BRIEF: Count every line in the entries that contains "형식으로". Report that count alone.

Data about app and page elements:
━━━━━━━━━━━━━━━━

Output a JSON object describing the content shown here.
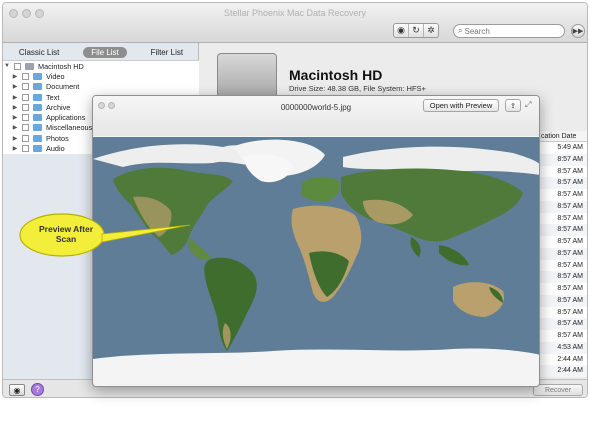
{
  "window": {
    "title": "Stellar Phoenix Mac Data Recovery"
  },
  "toolbar": {
    "eye_icon": "eye-icon",
    "refresh_icon": "refresh-icon",
    "gear_icon": "gear-icon",
    "search_placeholder": "Search",
    "go_icon": "forward-icon"
  },
  "sidebar": {
    "tabs": [
      {
        "label": "Classic List",
        "active": false
      },
      {
        "label": "File List",
        "active": true
      },
      {
        "label": "Filter List",
        "active": false
      }
    ],
    "tree": {
      "root": "Macintosh HD",
      "items": [
        {
          "label": "Video"
        },
        {
          "label": "Document"
        },
        {
          "label": "Text"
        },
        {
          "label": "Archive"
        },
        {
          "label": "Applications"
        },
        {
          "label": "Miscellaneous"
        },
        {
          "label": "Photos"
        },
        {
          "label": "Audio"
        }
      ]
    }
  },
  "drive": {
    "name": "Macintosh HD",
    "info": "Drive Size: 48.38 GB, File System: HFS+"
  },
  "file_list": {
    "date_header": "cation Date",
    "dates": [
      "5:49 AM",
      "8:57 AM",
      "8:57 AM",
      "8:57 AM",
      "8:57 AM",
      "8:57 AM",
      "8:57 AM",
      "8:57 AM",
      "8:57 AM",
      "8:57 AM",
      "8:57 AM",
      "8:57 AM",
      "8:57 AM",
      "8:57 AM",
      "8:57 AM",
      "8:57 AM",
      "8:57 AM",
      "4:53 AM",
      "2:44 AM",
      "2:44 AM",
      "2:44 AM"
    ]
  },
  "preview": {
    "filename": "0000000world-5.jpg",
    "open_button": "Open with Preview",
    "share_icon": "share-icon",
    "expand_icon": "expand-icon"
  },
  "callout": {
    "text_line1": "Preview After",
    "text_line2": "Scan"
  },
  "bottom": {
    "recover_label": "Recover",
    "help_label": "?"
  },
  "colors": {
    "ocean": "#5f7d96",
    "land_green": "#4f7a3a",
    "desert": "#b9a06c",
    "ice": "#f2f2f2",
    "callout_fill": "#f3ee3a",
    "active_tab": "#8e8e8e"
  }
}
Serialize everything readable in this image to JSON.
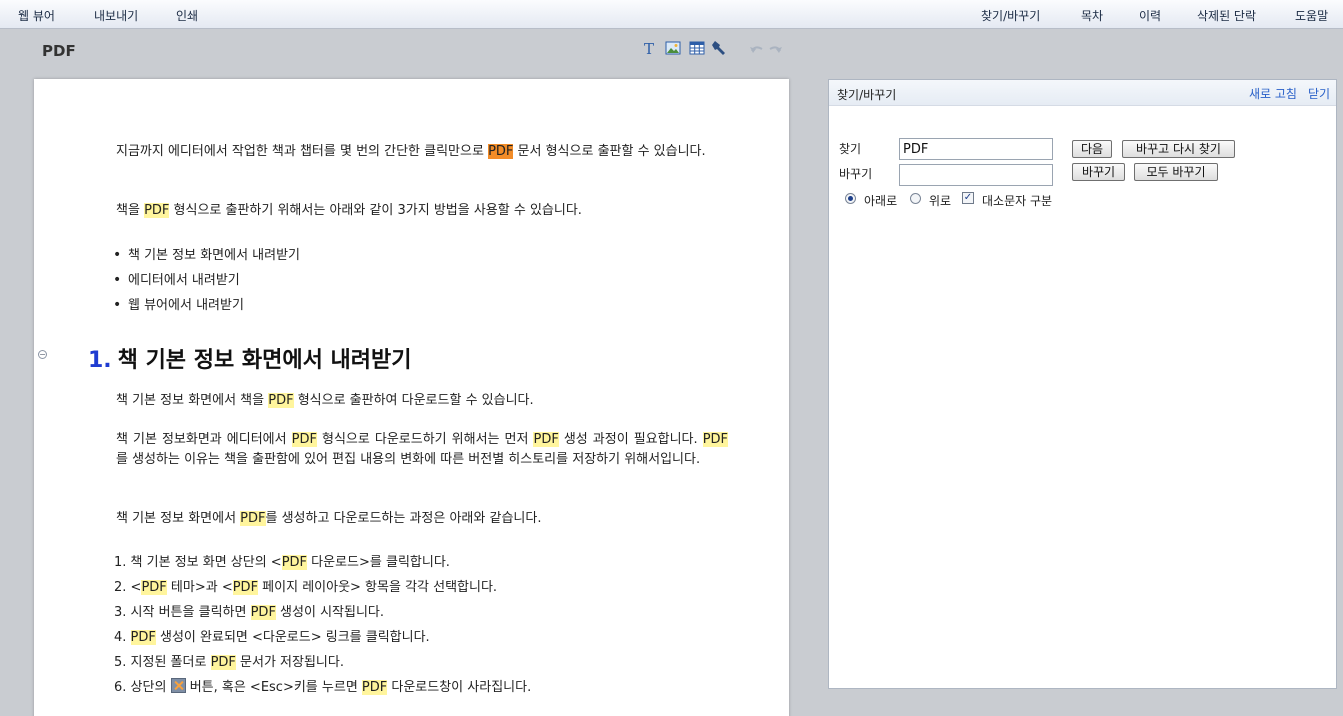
{
  "menu": {
    "left": [
      "웹 뷰어",
      "내보내기",
      "인쇄"
    ],
    "right": [
      "찾기/바꾸기",
      "목차",
      "이력",
      "삭제된 단락",
      "도움말"
    ]
  },
  "toolbar": {
    "doc_title": "PDF",
    "icons": [
      "text-icon",
      "image-icon",
      "table-icon",
      "tools-icon",
      "undo-icon",
      "redo-icon"
    ]
  },
  "document": {
    "intro1_a": "지금까지 에디터에서 작업한 책과 챕터를 몇 번의 간단한 클릭만으로 ",
    "intro1_hl": "PDF",
    "intro1_b": " 문서 형식으로 출판할 수 있습니다.",
    "intro2_a": "책을 ",
    "intro2_hl": "PDF",
    "intro2_b": " 형식으로 출판하기 위해서는 아래와 같이 3가지 방법을 사용할 수 있습니다.",
    "bullets": [
      "책 기본 정보 화면에서 내려받기",
      "에디터에서 내려받기",
      "웹 뷰어에서 내려받기"
    ],
    "heading_num": "1.",
    "heading_text": "책 기본 정보 화면에서 내려받기",
    "p1_a": "책 기본 정보 화면에서 책을 ",
    "p1_hl": "PDF",
    "p1_b": " 형식으로 출판하여 다운로드할 수 있습니다.",
    "p2_a": "책 기본 정보화면과 에디터에서 ",
    "p2_hl1": "PDF",
    "p2_b": " 형식으로 다운로드하기 위해서는 먼저 ",
    "p2_hl2": "PDF",
    "p2_c": " 생성 과정이 필요합니다. ",
    "p2_hl3": "PDF",
    "p2_d": "를 생성하는 이유는 책을 출판함에 있어 편집 내용의 변화에 따른 버전별 히스토리를 저장하기 위해서입니다.",
    "p3_a": "책 기본 정보 화면에서 ",
    "p3_hl": "PDF",
    "p3_b": "를 생성하고 다운로드하는 과정은 아래와 같습니다.",
    "steps": [
      {
        "n": "1.",
        "a": "책 기본 정보 화면 상단의 <",
        "hl": "PDF",
        "b": " 다운로드>를 클릭합니다."
      },
      {
        "n": "2.",
        "a": "<",
        "hl": "PDF",
        "b": " 테마>과 <",
        "hl2": "PDF",
        "c": " 페이지 레이아웃> 항목을 각각 선택합니다."
      },
      {
        "n": "3.",
        "a": "시작 버튼을 클릭하면 ",
        "hl": "PDF",
        "b": " 생성이 시작됩니다."
      },
      {
        "n": "4.",
        "a": "",
        "hl": "PDF",
        "b": " 생성이 완료되면 <다운로드> 링크를 클릭합니다."
      },
      {
        "n": "5.",
        "a": "지정된 폴더로 ",
        "hl": "PDF",
        "b": " 문서가 저장됩니다."
      },
      {
        "n": "6.",
        "a": "상단의 ",
        "b": " 버튼, 혹은 <Esc>키를 누르면 ",
        "hl": "PDF",
        "c": " 다운로드창이 사라집니다."
      }
    ]
  },
  "find_panel": {
    "title": "찾기/바꾸기",
    "refresh": "새로 고침",
    "close": "닫기",
    "find_label": "찾기",
    "find_value": "PDF",
    "replace_label": "바꾸기",
    "replace_value": "",
    "btn_next": "다음",
    "btn_replace_find": "바꾸고 다시 찾기",
    "btn_replace": "바꾸기",
    "btn_replace_all": "모두 바꾸기",
    "dir_down": "아래로",
    "dir_up": "위로",
    "match_case": "대소문자 구분",
    "direction_selected": "아래로",
    "match_case_checked": true
  }
}
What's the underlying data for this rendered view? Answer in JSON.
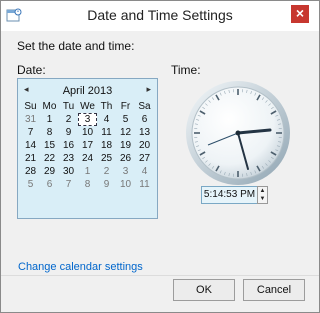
{
  "window": {
    "title": "Date and Time Settings",
    "close_glyph": "×"
  },
  "main": {
    "intro": "Set the date and time:",
    "date_label": "Date:",
    "time_label": "Time:"
  },
  "calendar": {
    "month_year": "April 2013",
    "prev_glyph": "◂",
    "next_glyph": "▸",
    "weekdays": [
      "Su",
      "Mo",
      "Tu",
      "We",
      "Th",
      "Fr",
      "Sa"
    ],
    "weeks": [
      [
        "31",
        "1",
        "2",
        "3",
        "4",
        "5",
        "6"
      ],
      [
        "7",
        "8",
        "9",
        "10",
        "11",
        "12",
        "13"
      ],
      [
        "14",
        "15",
        "16",
        "17",
        "18",
        "19",
        "20"
      ],
      [
        "21",
        "22",
        "23",
        "24",
        "25",
        "26",
        "27"
      ],
      [
        "28",
        "29",
        "30",
        "1",
        "2",
        "3",
        "4"
      ],
      [
        "5",
        "6",
        "7",
        "8",
        "9",
        "10",
        "11"
      ]
    ],
    "selected_day": "3"
  },
  "time": {
    "value": "5:14:53 PM",
    "up_glyph": "▲",
    "down_glyph": "▼"
  },
  "footer": {
    "change_calendar_link": "Change calendar settings",
    "ok": "OK",
    "cancel": "Cancel"
  }
}
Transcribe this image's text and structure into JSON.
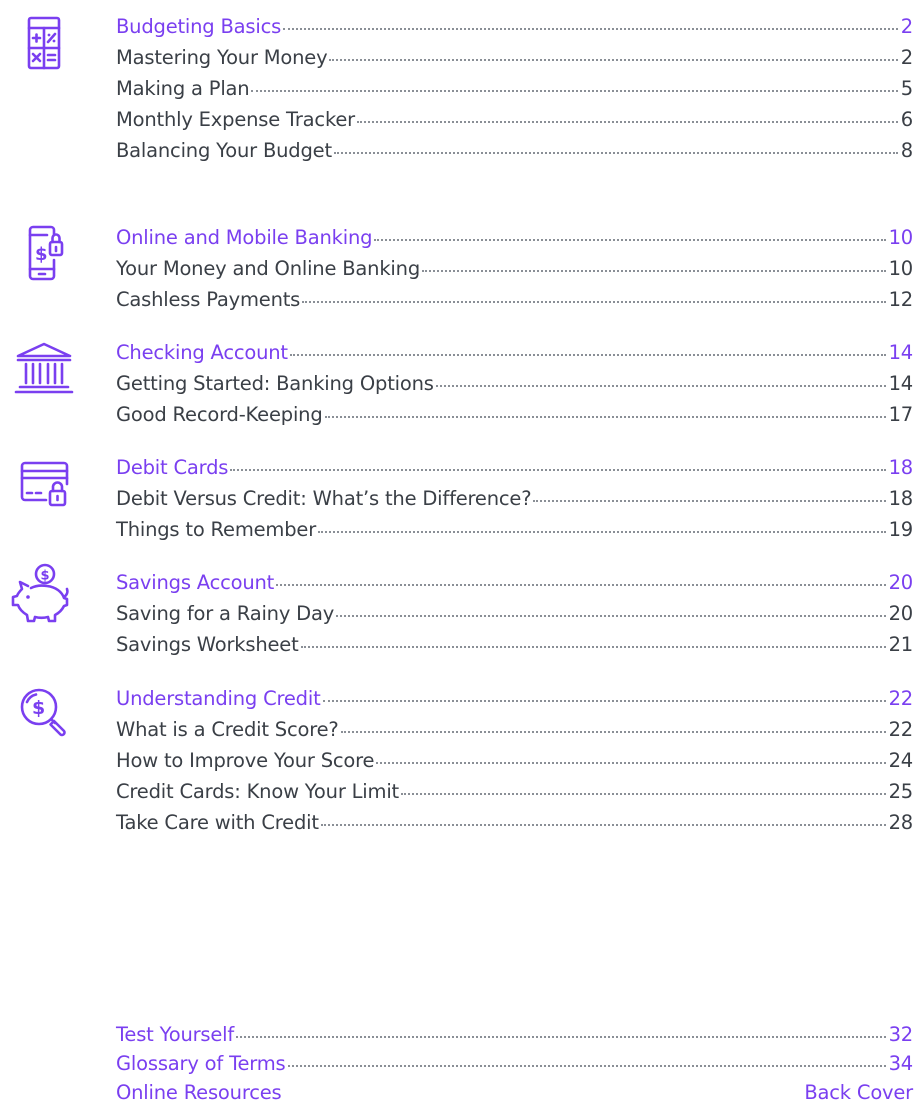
{
  "accent_color": "#7a3ff0",
  "text_color": "#3a3f46",
  "sections": [
    {
      "icon": "calculator-icon",
      "heading": {
        "label": "Budgeting Basics",
        "page": "2"
      },
      "items": [
        {
          "label": "Mastering Your Money",
          "page": "2"
        },
        {
          "label": "Making a Plan",
          "page": "5"
        },
        {
          "label": "Monthly Expense Tracker",
          "page": "6"
        },
        {
          "label": "Balancing Your Budget",
          "page": "8"
        }
      ]
    },
    {
      "icon": "mobile-banking-icon",
      "heading": {
        "label": "Online and Mobile Banking",
        "page": "10"
      },
      "items": [
        {
          "label": "Your Money and Online Banking",
          "page": "10"
        },
        {
          "label": "Cashless Payments",
          "page": "12"
        }
      ]
    },
    {
      "icon": "bank-icon",
      "heading": {
        "label": "Checking Account",
        "page": "14"
      },
      "items": [
        {
          "label": "Getting Started: Banking Options",
          "page": "14"
        },
        {
          "label": "Good Record-Keeping",
          "page": "17"
        }
      ]
    },
    {
      "icon": "debit-card-lock-icon",
      "heading": {
        "label": "Debit Cards",
        "page": "18"
      },
      "items": [
        {
          "label": "Debit Versus Credit: What’s the Difference?",
          "page": "18"
        },
        {
          "label": "Things to Remember",
          "page": "19"
        }
      ]
    },
    {
      "icon": "piggy-bank-icon",
      "heading": {
        "label": "Savings Account",
        "page": "20"
      },
      "items": [
        {
          "label": "Saving for a Rainy Day",
          "page": "20"
        },
        {
          "label": "Savings Worksheet",
          "page": "21"
        }
      ]
    },
    {
      "icon": "credit-search-icon",
      "heading": {
        "label": "Understanding Credit",
        "page": "22"
      },
      "items": [
        {
          "label": "What is a Credit Score?",
          "page": "22"
        },
        {
          "label": "How to Improve Your Score",
          "page": "24"
        },
        {
          "label": "Credit Cards: Know Your Limit",
          "page": "25"
        },
        {
          "label": "Take Care with Credit",
          "page": "28"
        }
      ]
    }
  ],
  "extras": [
    {
      "label": "Test Yourself",
      "page": "32"
    },
    {
      "label": "Glossary of Terms",
      "page": "34"
    },
    {
      "label": "Online Resources",
      "page": "Back Cover"
    }
  ]
}
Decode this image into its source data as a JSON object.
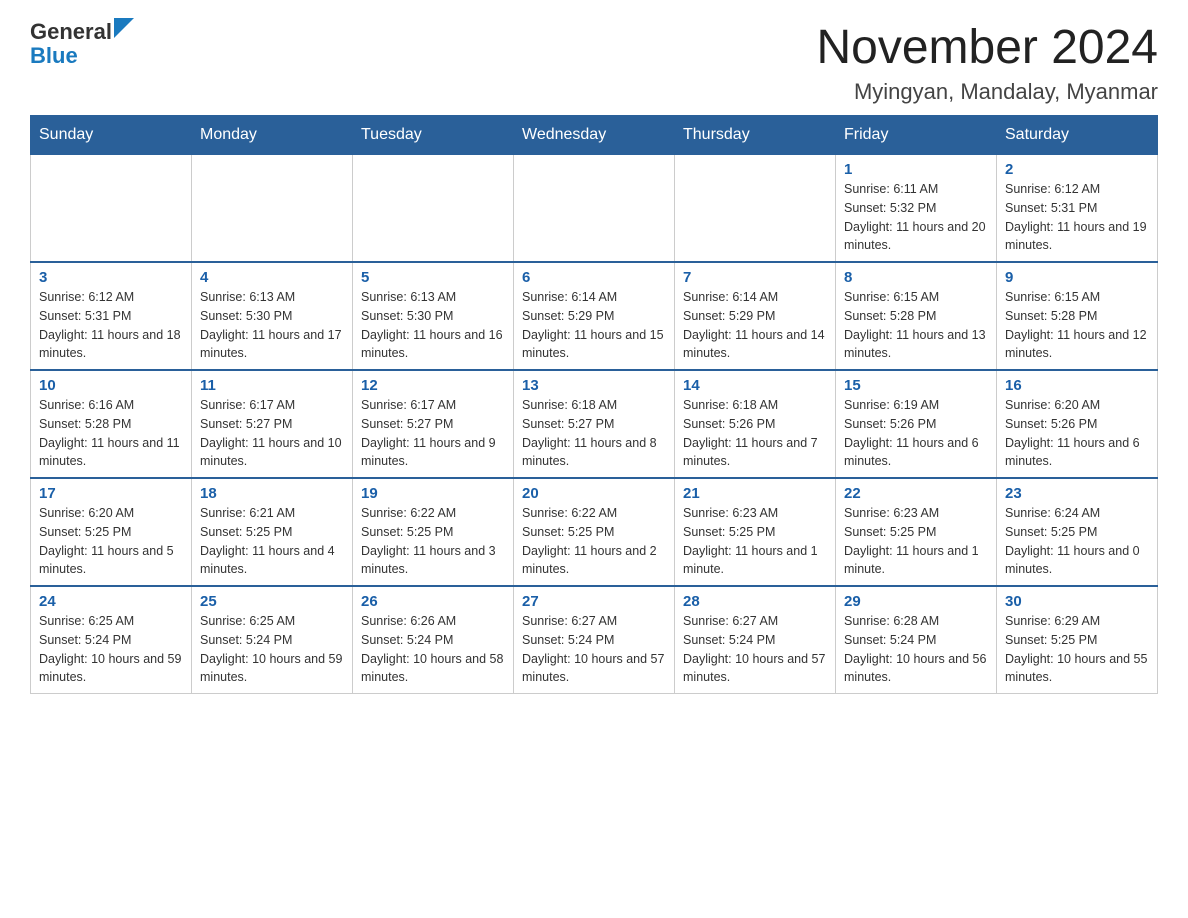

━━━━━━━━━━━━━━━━

REPLY TO THE TASK: 4